Bonhoeffer felt the Church needed to re-interpret traditional Christian beliefs and present them afresh to the modern person. Religionless Christianity describes this new approach of moving away from traditional forms of Christian expression (but not beyond the Christian faith). The Death of God theologians recognised the same needs in then contemporary England as Bonhoeffer had in 1930’s and 1940’s Germany. To many people belief in God and going to Church was out-of-date, irrelevant and they saw no need for either of them (except to solemnise and ritualise births, death and marriage).

Doubtless the “Death of God” theologians claim Bonhoeffer as theirs. Bonhoeffer, however, in his life, writings and protest against the excesses of Nazism vis-a-vis European Jewry, embodies the true purpose of the Protestant Church, which is the spirit of protest against excesses and wrongs. Protestantism was born as a protest against the excesses of the Roman Church in control of the life of the believer, how the church raised money, and its defective philosophy and theology of faith and works.

The word “Protestants” was applied in political circles to the Lutheran signatories of the Protest made at the Diet of Speyer, 19 April 1529, against the annulment of that decision of the Diet of 1526 by which, until a church council should meet, the governments of individual states were to regulate spiritual affairs. The term was applied to Lutherans in general, and finally to all adherents of the Reformation. Now, Bonhoeffer has turned the tide against that regulation of the affairs of the Church and challenged it effectively where the civil government called the church to deny the Gospel truths of Jesus Christ.
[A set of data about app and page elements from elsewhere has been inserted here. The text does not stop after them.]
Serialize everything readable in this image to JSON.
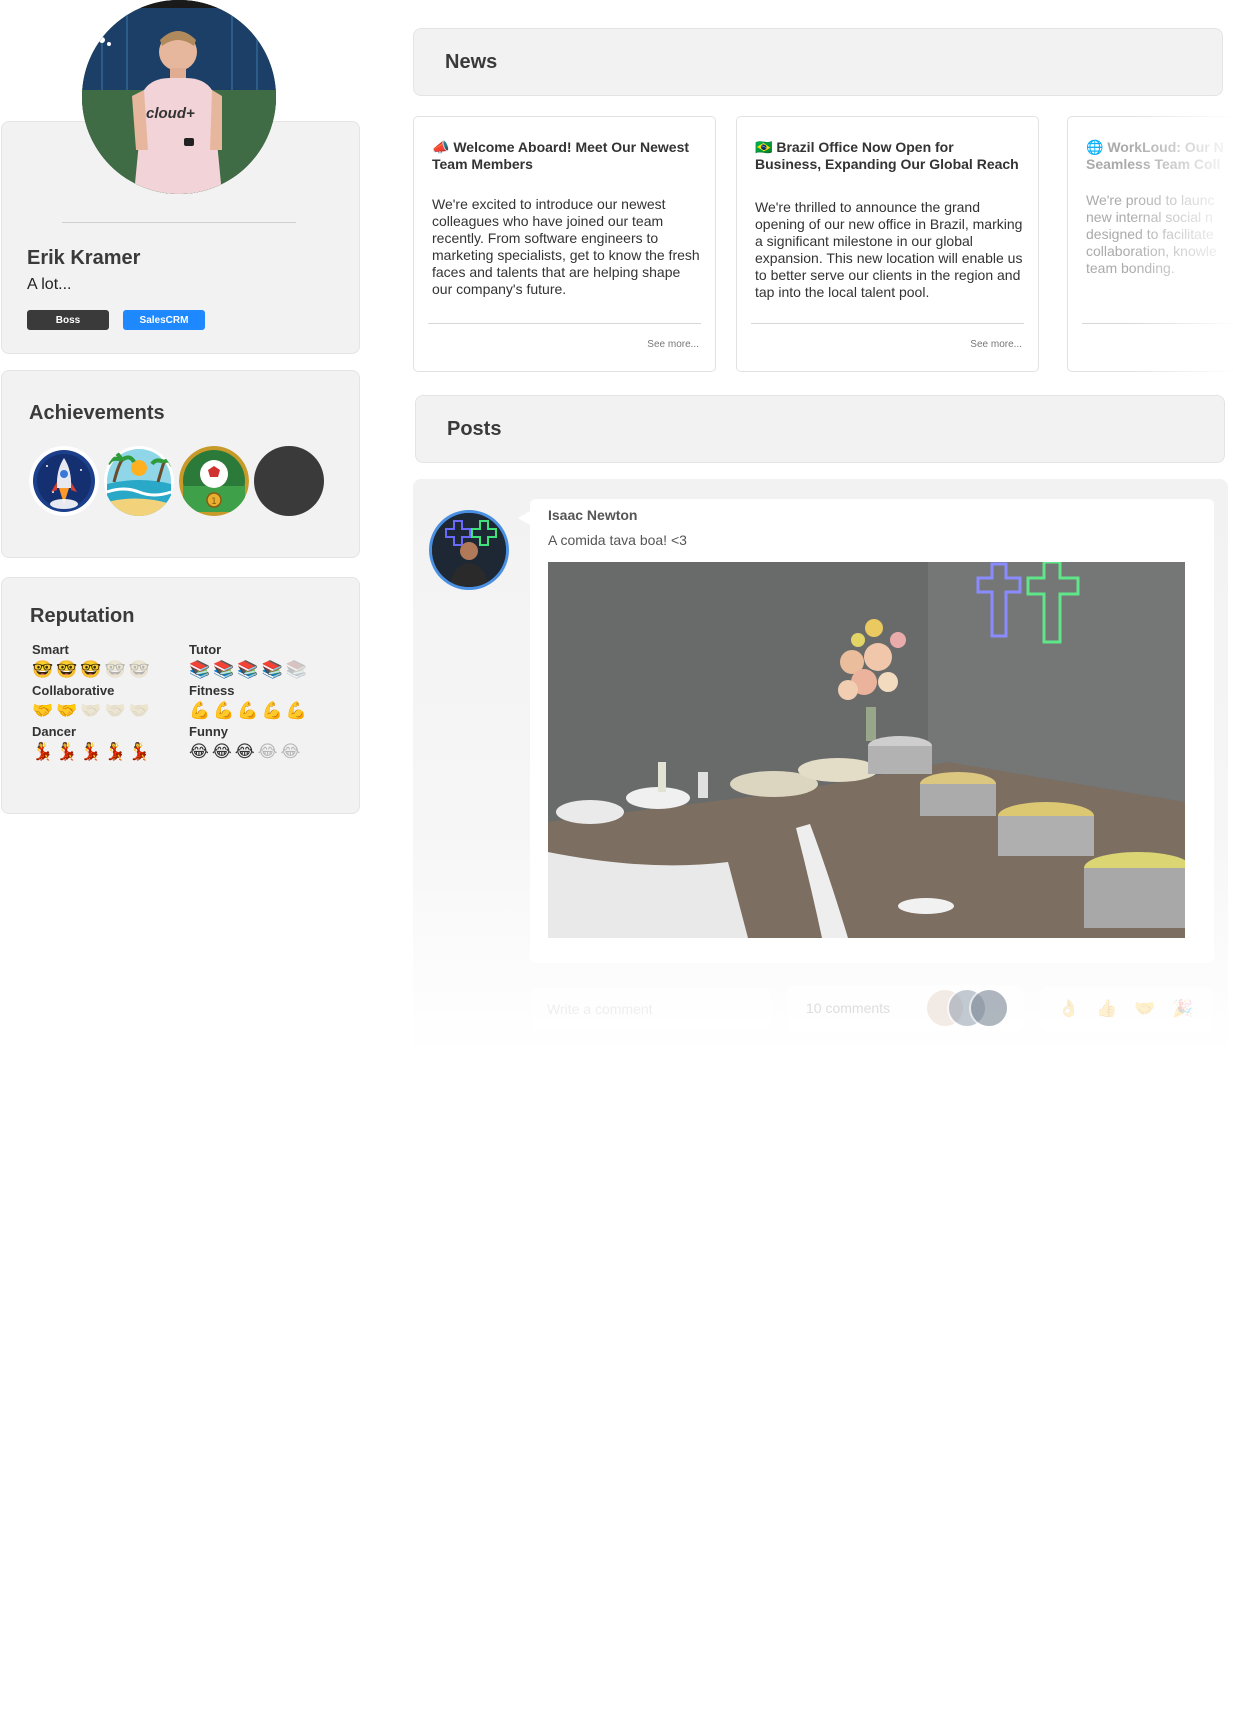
{
  "profile": {
    "name": "Erik Kramer",
    "bio": "A lot...",
    "tags": [
      "Boss",
      "SalesCRM"
    ],
    "shirt_text": "cloud+"
  },
  "achievements": {
    "title": "Achievements",
    "badges": [
      "rocket-badge",
      "beach-badge",
      "soccer-badge",
      "locked-badge"
    ]
  },
  "reputation": {
    "title": "Reputation",
    "items": [
      {
        "label": "Smart",
        "icon": "🤓",
        "level": 3,
        "max": 5
      },
      {
        "label": "Tutor",
        "icon": "📚",
        "level": 4,
        "max": 5
      },
      {
        "label": "Collaborative",
        "icon": "🤝",
        "level": 2,
        "max": 5
      },
      {
        "label": "Fitness",
        "icon": "💪",
        "level": 5,
        "max": 5
      },
      {
        "label": "Dancer",
        "icon": "💃",
        "level": 5,
        "max": 5
      },
      {
        "label": "Funny",
        "icon": "😂",
        "level": 3,
        "max": 5
      }
    ]
  },
  "news": {
    "title": "News",
    "items": [
      {
        "icon": "📣",
        "title": "Welcome Aboard! Meet Our Newest Team Members",
        "body": "We're excited to introduce our newest colleagues who have joined our team recently. From software engineers to marketing specialists, get to know the fresh faces and talents that are helping shape our company's future.",
        "more": "See more..."
      },
      {
        "icon": "🇧🇷",
        "title": "Brazil Office Now Open for Business, Expanding Our Global Reach",
        "body": "We're thrilled to announce the grand opening of our new office in Brazil, marking a significant milestone in our global expansion. This new location will enable us to better serve our clients in the region and tap into the local talent pool.",
        "more": "See more..."
      },
      {
        "icon": "🌐",
        "title_lines": [
          "WorkLoud: Our N",
          "Seamless Team Coll"
        ],
        "body_lines": [
          "We're proud to launc",
          "new internal social n",
          "designed to facilitate",
          "collaboration, knowle",
          "team bonding."
        ]
      }
    ]
  },
  "posts": {
    "title": "Posts",
    "items": [
      {
        "author": "Isaac Newton",
        "text": "A comida tava boa! <3",
        "comment_placeholder": "Write a comment",
        "comments_count": "10 comments",
        "reactions": [
          "👌",
          "👍",
          "🤝",
          "🎉"
        ]
      }
    ]
  }
}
Jesus was a Jew and Bonhoeffer was not going to have anything to do with any aryan notion that the Jews were imperfect and blemished and therefore not deserving to live, for Jesus was a Jew. To do so was to invalidate the gospel message of Jesus the Christ. Bonhoeffer was not going to let that go.

Dietrich Bonhoeffer is one of the Saints for a New Era. The task of the Protestant is to protest against the sins and the errors of the “other side”. Here, Bonhoeffer was protesting against the watering down of the Christian truths vis-a-vis European Jewry, a watering down that was to have unforeseen consequences. His protest was valid. As a Christian Leader and a minister of religion, he steadfastly resisted the Nazi thrust to persecute German and European Jewry and call the Church to dance to its tune of Jews being a lesser people and children of a lesser God, excluded from the Gospel message of:

Love one another as I have loved you.
Greater love hath no man than he lay down his life for his fellow man



A Blessing from Pastor Dietrich Bonhoeffer


The world lives by the blessing of God and of the righteous and thus has a future. Blessing means laying one’s hands on something and saying, Despite everything, you belong to God. This is what we do with the world that inflicts such suffering on us. We do not abandon it; we do not repudiate, despise or condemn it. Instead we call it back to God, we give it hope, we lay our hand on it and say: May God’s blessing come upon you, may God renew you; be blessed, world created by God, you who belong to your Creator and Redeemer.


This work recently appeared on and is © Chris Parnell